Instructions for the task:
In the listing below, look for "Files" and copy every line that has it.

Supplied information:
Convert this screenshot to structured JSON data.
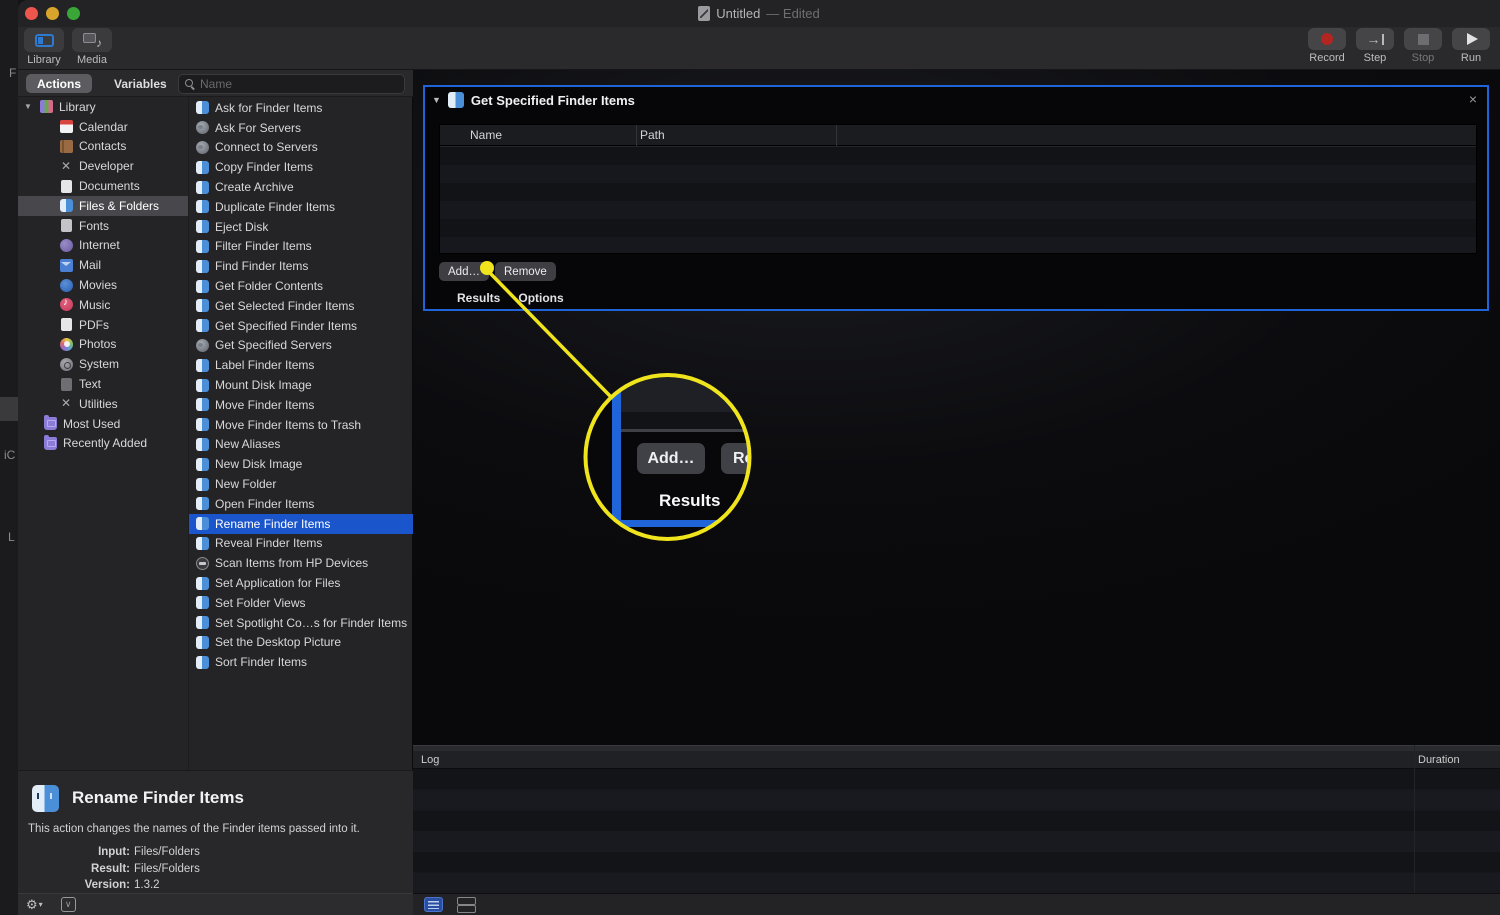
{
  "window": {
    "title": "Untitled",
    "state": "— Edited"
  },
  "toolbar": {
    "library_label": "Library",
    "media_label": "Media",
    "record_label": "Record",
    "step_label": "Step",
    "stop_label": "Stop",
    "run_label": "Run"
  },
  "panel_tabs": {
    "actions": "Actions",
    "variables": "Variables",
    "search_placeholder": "Name"
  },
  "sidebar": {
    "items": [
      {
        "label": "Library",
        "icon": "library",
        "level": 0,
        "disclosure": true,
        "selected": false
      },
      {
        "label": "Calendar",
        "icon": "calendar",
        "level": 2,
        "selected": false
      },
      {
        "label": "Contacts",
        "icon": "contacts",
        "level": 2,
        "selected": false
      },
      {
        "label": "Developer",
        "icon": "developer",
        "level": 2,
        "selected": false
      },
      {
        "label": "Documents",
        "icon": "documents",
        "level": 2,
        "selected": false
      },
      {
        "label": "Files & Folders",
        "icon": "finder",
        "level": 2,
        "selected": true
      },
      {
        "label": "Fonts",
        "icon": "fonts",
        "level": 2,
        "selected": false
      },
      {
        "label": "Internet",
        "icon": "internet",
        "level": 2,
        "selected": false
      },
      {
        "label": "Mail",
        "icon": "mail",
        "level": 2,
        "selected": false
      },
      {
        "label": "Movies",
        "icon": "movies",
        "level": 2,
        "selected": false
      },
      {
        "label": "Music",
        "icon": "music",
        "level": 2,
        "selected": false
      },
      {
        "label": "PDFs",
        "icon": "pdfs",
        "level": 2,
        "selected": false
      },
      {
        "label": "Photos",
        "icon": "photos",
        "level": 2,
        "selected": false
      },
      {
        "label": "System",
        "icon": "system",
        "level": 2,
        "selected": false
      },
      {
        "label": "Text",
        "icon": "text",
        "level": 2,
        "selected": false
      },
      {
        "label": "Utilities",
        "icon": "utilities",
        "level": 2,
        "selected": false
      },
      {
        "label": "Most Used",
        "icon": "folder",
        "level": 1,
        "selected": false
      },
      {
        "label": "Recently Added",
        "icon": "folder",
        "level": 1,
        "selected": false
      }
    ]
  },
  "actions_list": {
    "items": [
      {
        "label": "Ask for Finder Items",
        "icon": "finder",
        "selected": false
      },
      {
        "label": "Ask For Servers",
        "icon": "server",
        "selected": false
      },
      {
        "label": "Connect to Servers",
        "icon": "server",
        "selected": false
      },
      {
        "label": "Copy Finder Items",
        "icon": "finder",
        "selected": false
      },
      {
        "label": "Create Archive",
        "icon": "finder",
        "selected": false
      },
      {
        "label": "Duplicate Finder Items",
        "icon": "finder",
        "selected": false
      },
      {
        "label": "Eject Disk",
        "icon": "finder",
        "selected": false
      },
      {
        "label": "Filter Finder Items",
        "icon": "finder",
        "selected": false
      },
      {
        "label": "Find Finder Items",
        "icon": "finder",
        "selected": false
      },
      {
        "label": "Get Folder Contents",
        "icon": "finder",
        "selected": false
      },
      {
        "label": "Get Selected Finder Items",
        "icon": "finder",
        "selected": false
      },
      {
        "label": "Get Specified Finder Items",
        "icon": "finder",
        "selected": false
      },
      {
        "label": "Get Specified Servers",
        "icon": "server",
        "selected": false
      },
      {
        "label": "Label Finder Items",
        "icon": "finder",
        "selected": false
      },
      {
        "label": "Mount Disk Image",
        "icon": "finder",
        "selected": false
      },
      {
        "label": "Move Finder Items",
        "icon": "finder",
        "selected": false
      },
      {
        "label": "Move Finder Items to Trash",
        "icon": "finder",
        "selected": false
      },
      {
        "label": "New Aliases",
        "icon": "finder",
        "selected": false
      },
      {
        "label": "New Disk Image",
        "icon": "finder",
        "selected": false
      },
      {
        "label": "New Folder",
        "icon": "finder",
        "selected": false
      },
      {
        "label": "Open Finder Items",
        "icon": "finder",
        "selected": false
      },
      {
        "label": "Rename Finder Items",
        "icon": "finder",
        "selected": true
      },
      {
        "label": "Reveal Finder Items",
        "icon": "finder",
        "selected": false
      },
      {
        "label": "Scan Items from HP Devices",
        "icon": "scanner",
        "selected": false
      },
      {
        "label": "Set Application for Files",
        "icon": "finder",
        "selected": false
      },
      {
        "label": "Set Folder Views",
        "icon": "finder",
        "selected": false
      },
      {
        "label": "Set Spotlight Co…s for Finder Items",
        "icon": "finder",
        "selected": false
      },
      {
        "label": "Set the Desktop Picture",
        "icon": "finder",
        "selected": false
      },
      {
        "label": "Sort Finder Items",
        "icon": "finder",
        "selected": false
      }
    ]
  },
  "workflow_card": {
    "title": "Get Specified Finder Items",
    "close": "×",
    "columns": {
      "name": "Name",
      "path": "Path"
    },
    "add_button": "Add…",
    "remove_button": "Remove",
    "results_tab": "Results",
    "options_tab": "Options"
  },
  "callout": {
    "color": "#f0e51d",
    "add_label": "Add…",
    "remove_partial": "Re",
    "results_label": "Results"
  },
  "log_panel": {
    "log_header": "Log",
    "duration_header": "Duration"
  },
  "info_panel": {
    "title": "Rename Finder Items",
    "description": "This action changes the names of the Finder items passed into it.",
    "fields": [
      {
        "label": "Input:",
        "value": "Files/Folders"
      },
      {
        "label": "Result:",
        "value": "Files/Folders"
      },
      {
        "label": "Version:",
        "value": "1.3.2"
      }
    ]
  },
  "background_window": {
    "fragments": {
      "f1": "F",
      "f2": "iC",
      "f3": "L"
    }
  },
  "icons": [
    "traffic-light-close",
    "traffic-light-minimize",
    "traffic-light-zoom",
    "document-icon",
    "library-sidebar-icon",
    "media-icon",
    "record-icon",
    "step-icon",
    "stop-icon",
    "run-icon",
    "search-icon",
    "disclosure-triangle-icon",
    "finder-icon",
    "close-icon",
    "gear-icon",
    "chevron-down-icon",
    "list-view-icon",
    "panes-view-icon"
  ]
}
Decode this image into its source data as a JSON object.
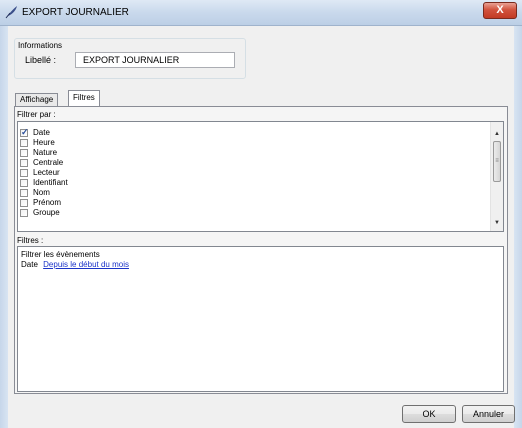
{
  "window": {
    "title": "EXPORT JOURNALIER",
    "close_label": "X"
  },
  "informations": {
    "group_title": "Informations",
    "libelle_label": "Libellé :",
    "libelle_value": "EXPORT JOURNALIER"
  },
  "tabs": [
    {
      "label": "Affichage",
      "active": false
    },
    {
      "label": "Filtres",
      "active": true
    }
  ],
  "filtrer_par": {
    "label": "Filtrer par :",
    "items": [
      {
        "label": "Date",
        "checked": true
      },
      {
        "label": "Heure",
        "checked": false
      },
      {
        "label": "Nature",
        "checked": false
      },
      {
        "label": "Centrale",
        "checked": false
      },
      {
        "label": "Lecteur",
        "checked": false
      },
      {
        "label": "Identifiant",
        "checked": false
      },
      {
        "label": "Nom",
        "checked": false
      },
      {
        "label": "Prénom",
        "checked": false
      },
      {
        "label": "Groupe",
        "checked": false
      }
    ]
  },
  "filtres": {
    "label": "Filtres :",
    "line1": "Filtrer les évènements",
    "date_label": "Date",
    "date_link": "Depuis le début du mois"
  },
  "buttons": {
    "ok": "OK",
    "cancel": "Annuler"
  }
}
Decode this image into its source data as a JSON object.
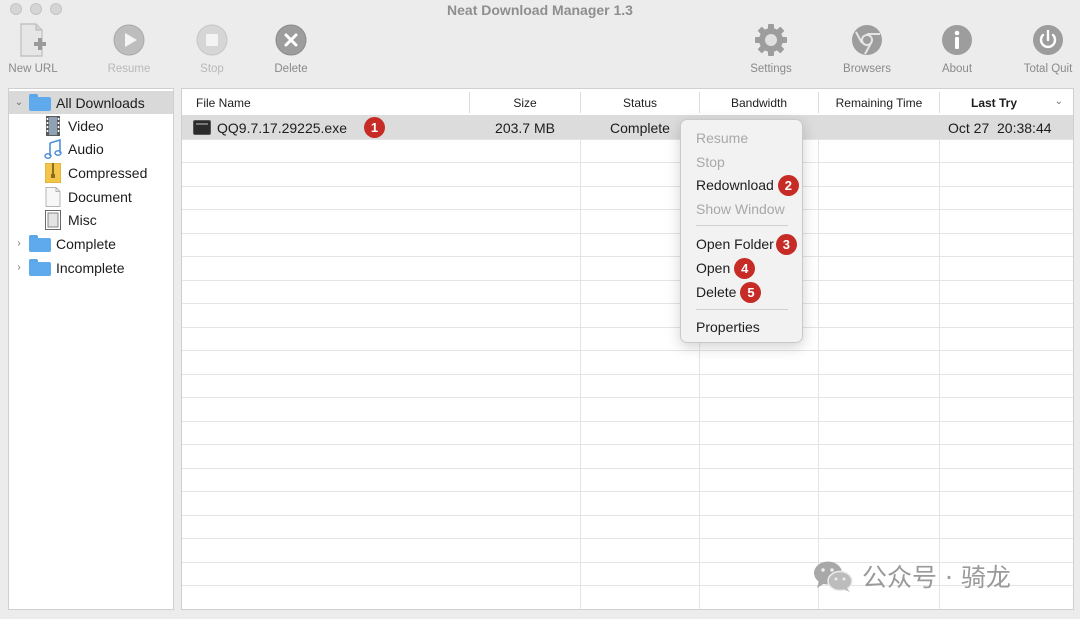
{
  "window": {
    "title": "Neat Download Manager 1.3"
  },
  "toolbar": {
    "left": [
      {
        "id": "new-url",
        "label": "New URL",
        "icon": "new-url-icon",
        "enabled": true
      },
      {
        "id": "resume",
        "label": "Resume",
        "icon": "play-icon",
        "enabled": false
      },
      {
        "id": "stop",
        "label": "Stop",
        "icon": "stop-icon",
        "enabled": false
      },
      {
        "id": "delete",
        "label": "Delete",
        "icon": "delete-icon",
        "enabled": true
      }
    ],
    "right": [
      {
        "id": "settings",
        "label": "Settings",
        "icon": "gear-icon",
        "enabled": true
      },
      {
        "id": "browsers",
        "label": "Browsers",
        "icon": "browser-icon",
        "enabled": true
      },
      {
        "id": "about",
        "label": "About",
        "icon": "info-icon",
        "enabled": true
      },
      {
        "id": "total-quit",
        "label": "Total Quit",
        "icon": "power-icon",
        "enabled": true
      }
    ]
  },
  "sidebar": {
    "all_downloads": "All Downloads",
    "categories": [
      {
        "label": "Video",
        "icon": "film-icon"
      },
      {
        "label": "Audio",
        "icon": "music-note-icon"
      },
      {
        "label": "Compressed",
        "icon": "archive-icon"
      },
      {
        "label": "Document",
        "icon": "document-icon"
      },
      {
        "label": "Misc",
        "icon": "misc-file-icon"
      }
    ],
    "complete": "Complete",
    "incomplete": "Incomplete",
    "disclosure_open": "⌄",
    "disclosure_closed": "›"
  },
  "table": {
    "columns": {
      "file_name": "File Name",
      "size": "Size",
      "status": "Status",
      "bandwidth": "Bandwidth",
      "remaining_time": "Remaining Time",
      "last_try": "Last Try"
    },
    "rows": [
      {
        "file_name": "QQ9.7.17.29225.exe",
        "size": "203.7 MB",
        "status": "Complete",
        "bandwidth": "",
        "remaining_time": "",
        "last_try": "Oct 27  20:38:44"
      }
    ]
  },
  "context_menu": {
    "resume": "Resume",
    "stop": "Stop",
    "redownload": "Redownload",
    "show_window": "Show Window",
    "open_folder": "Open Folder",
    "open": "Open",
    "delete": "Delete",
    "properties": "Properties"
  },
  "annotations": [
    "1",
    "2",
    "3",
    "4",
    "5"
  ],
  "watermark": {
    "text": "公众号 · 骑龙"
  },
  "colors": {
    "badge": "#c62b26",
    "folder": "#5eaaec",
    "selection": "#d9d9d9"
  }
}
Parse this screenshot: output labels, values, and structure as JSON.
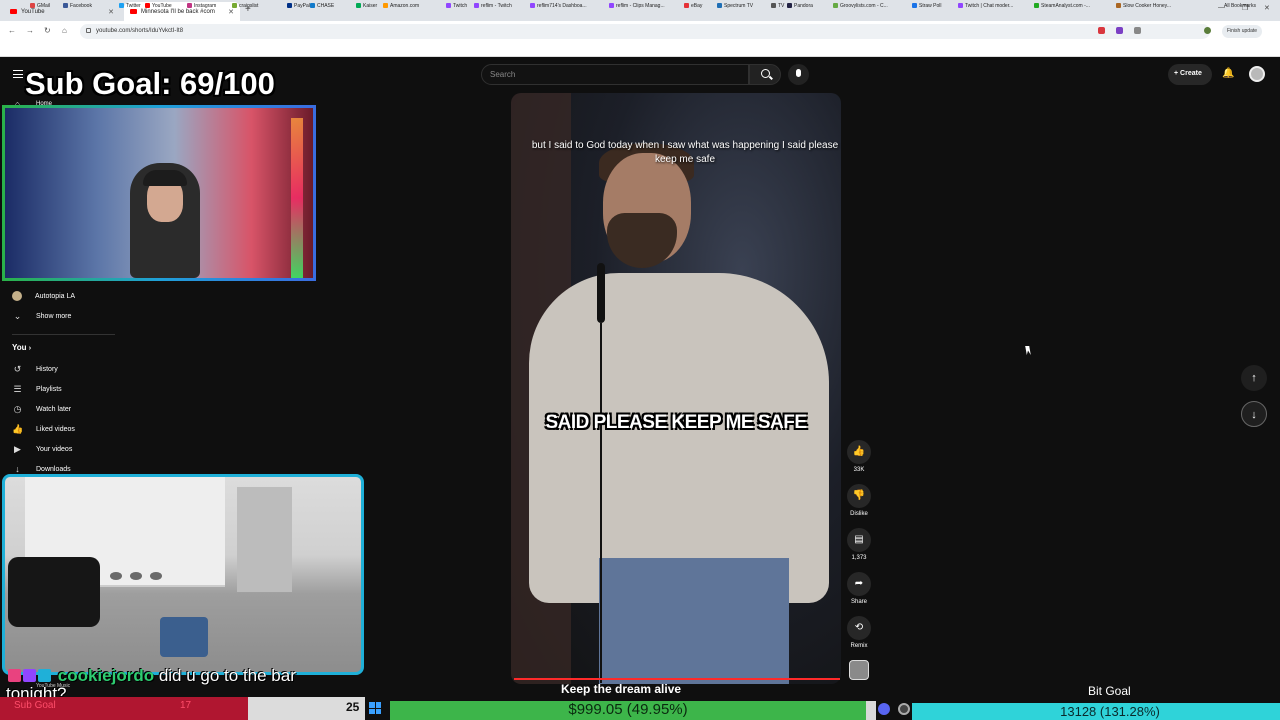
{
  "browser": {
    "tabs": [
      {
        "label": "YouTube"
      },
      {
        "label": "Minnesota I'll be back #com"
      }
    ],
    "url": "youtube.com/shorts/IduYvkctI-It8",
    "finish_update": "Finish update",
    "bookmarks": [
      "GMail",
      "Facebook",
      "Twitter",
      "YouTube",
      "Instagram",
      "craigslist",
      "PayPal",
      "CHASE",
      "Kaiser",
      "Amazon.com",
      "Twitch",
      "reflim - Twitch",
      "reflim714's Dashboa...",
      "reflim - Clips Manag...",
      "eBay",
      "Spectrum TV",
      "TV",
      "Pandora",
      "Groovylists.com - C...",
      "Straw Poll",
      "Twitch | Chat moder...",
      "SteamAnalyst.com -...",
      "Slow Cooker Honey..."
    ],
    "all_bookmarks": "All Bookmarks"
  },
  "header": {
    "search_placeholder": "Search",
    "create_label": "Create"
  },
  "sidebar": {
    "home_label": "Home",
    "subscription": "Autotopia LA",
    "show_more": "Show more",
    "you_heading": "You",
    "items": [
      {
        "label": "History",
        "icon": "history-icon"
      },
      {
        "label": "Playlists",
        "icon": "playlists-icon"
      },
      {
        "label": "Watch later",
        "icon": "watch-later-icon"
      },
      {
        "label": "Liked videos",
        "icon": "liked-icon"
      },
      {
        "label": "Your videos",
        "icon": "your-videos-icon"
      },
      {
        "label": "Downloads",
        "icon": "downloads-icon"
      }
    ]
  },
  "overlay": {
    "sub_goal_title": "Sub Goal: 69/100",
    "chat_username": "cookiejordo",
    "chat_message": "did u go to the bar",
    "chat_continuation": "tonight?",
    "youtube_music_label": "YouTube Music"
  },
  "video": {
    "caption_top": "but I said to God today when I saw what was happening I said please keep me safe",
    "caption_big": "SAID PLEASE KEEP ME SAFE",
    "title": "Keep the dream alive"
  },
  "actions": {
    "like_count": "33K",
    "dislike_label": "Dislike",
    "comment_count": "1,373",
    "share_label": "Share",
    "remix_label": "Remix"
  },
  "bottom_bars": {
    "sub_goal_label": "Sub Goal",
    "sub_goal_count": "17",
    "sub_goal_total": "25",
    "sub_goal_progress": 0.68,
    "money_text": "$999.05 (49.95%)",
    "money_progress": 0.9995,
    "bits_label": "Bit Goal",
    "bits_text": "13128 (131.28%)"
  }
}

Result:
        "label": "Files & Folders",
        "label": "Set Application for Files",
        "value": "Files/Folders"
        "value": "Files/Folders"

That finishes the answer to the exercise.